It has been said more than once in this debate that this is the high court of Parliament. My constituents, and anyone else watching the debate, might assume that that is some historic nicety or arcane expression, but it is far more important than that. In the context of these proceedings, this court has the ability to achieve the conviction, punishment and disgrace of one of our number. Therefore, it is critical that when it does so, it complies with what we might think are natural rules of fairness and, in the present context, other important statutory limits—most obviously, of course, the European convention on human rights.
Why does that matter? Any court, be it the magistrates court, the Crown Court, the High Court or the Court of Appeal, must ensure that its proceedings are fair. Never is that more important than here in the high court of Parliament. It is no defence to say, “Well, we are seeking to condemn the Government as a whole.” In the court of public opinion, assumptions and judgments will be made about precisely who is being identified. If anyone has any doubt about that, it is made clear in the press that is already circulating on social media who it is who stands to be condemned.
In those circumstances, we need to be careful to ensure that what is taking place is truly fair. If these were criminal proceedings in a normal court—the magistrates court or the Crown Court—the first question would be what precisely is being charged. What is the matter that is being breached? I suggest that there is serious confusion about what was ordered on the last occasion—the proceedings on
“That an humble Address be presented to Her Majesty, that she will be graciously pleased to give directions that the following papers be laid before Parliament: any legal advice in full”.
In the course of those proceedings, an attempt was made—perfectly properly, no doubt—to seek to amend that motion.
The document submitted to the House yesterday states that
“During the debate on that motion Labour’s frontbench made it clear that: ‘the motion requires the publication of the final and full advice’”.
Leaving to one side for a moment precisely what is meant by “final and full”, and leaving aside whether those two adjectives are capable of pulling in different directions, I suggest that some confusion must remain about what exactly happened. There were two hon. Members who sought to clarify what it was that we were being asked to vote on—my hon. Friend Kevin Hollinrake and my hon. Friend Victoria Prentis, who is in her place. It was you, Mr Speaker, who said:
“Order. I am extremely grateful to the hon. Lady. It might profit her and all Members of the House if they listen to the development of the argument in which the shadow Secretary of State is engaged. Frankly, it is not really very confusing at all. There is a motion, and Members can read the motion and form their own view of it.”

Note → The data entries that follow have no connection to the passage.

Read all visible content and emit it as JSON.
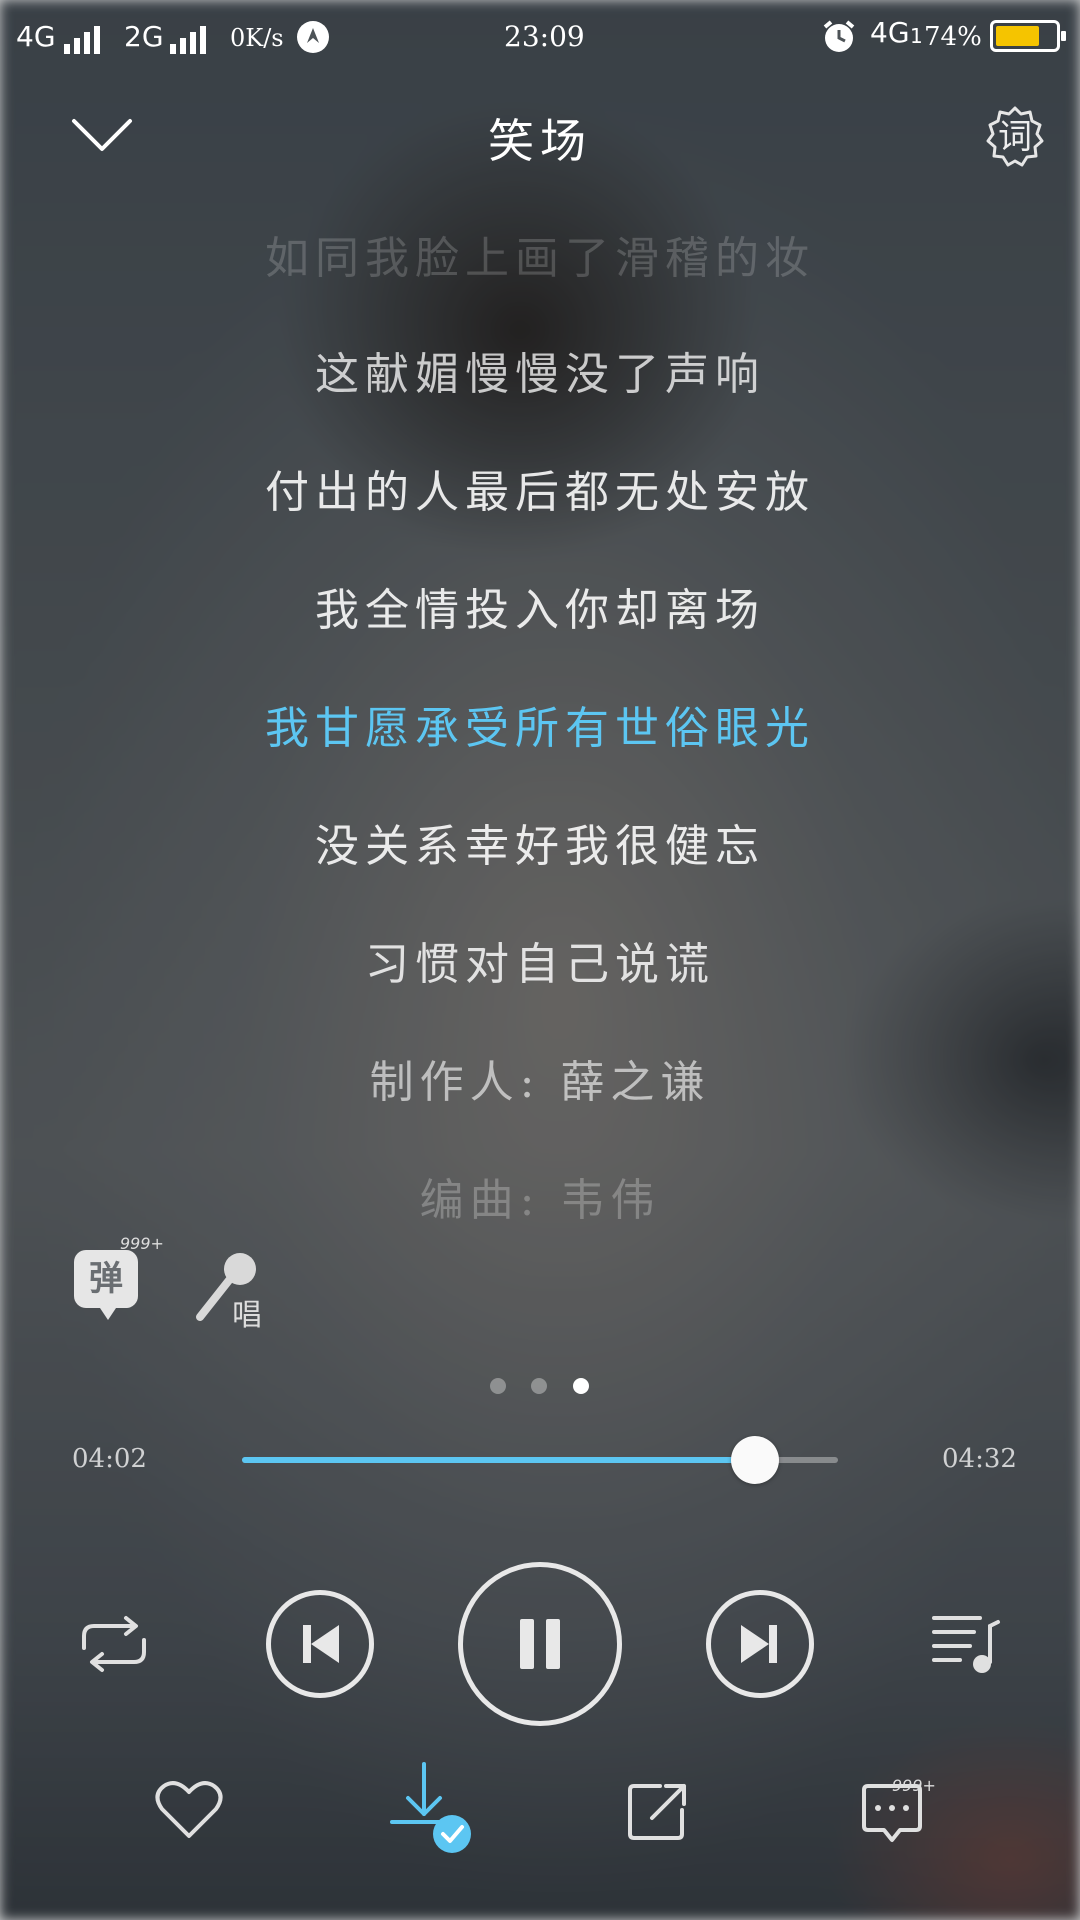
{
  "status_bar": {
    "net1": "4G",
    "net2": "2G",
    "speed": "0K/s",
    "time": "23:09",
    "net3": "4G",
    "net3_sub": "1",
    "battery": "74%",
    "battery_level": 0.74
  },
  "header": {
    "title": "笑场",
    "lyrics_button": "词"
  },
  "lyrics": [
    "如同我脸上画了滑稽的妆",
    "这献媚慢慢没了声响",
    "付出的人最后都无处安放",
    "我全情投入你却离场",
    "我甘愿承受所有世俗眼光",
    "没关系幸好我很健忘",
    "习惯对自己说谎",
    "制作人: 薛之谦",
    "编曲: 韦伟"
  ],
  "current_lyric_index": 4,
  "extras": {
    "danmu_label": "弹",
    "danmu_badge": "999+",
    "sing_label": "唱"
  },
  "pager": {
    "count": 3,
    "active": 2
  },
  "progress": {
    "elapsed": "04:02",
    "total": "04:32",
    "fraction": 0.86
  },
  "colors": {
    "accent": "#5cc6f2",
    "battery": "#f5c400"
  },
  "actions": {
    "comment_badge": "999+"
  }
}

In that remark, it seemed to me that you were saying, “Look at the text: it is tolerably plain.” But then my hon. Friend Vicky Ford said:
“I am deeply unclear—are you asking for publication of the final advice”— which is what was being proposed orally—
“or of any legal advice”.—[Official Report,
Vol. 649, c. 193-6.]
Although it is not necessarily for me to give evidence, there was a state of some confusion at the end of the proceedings on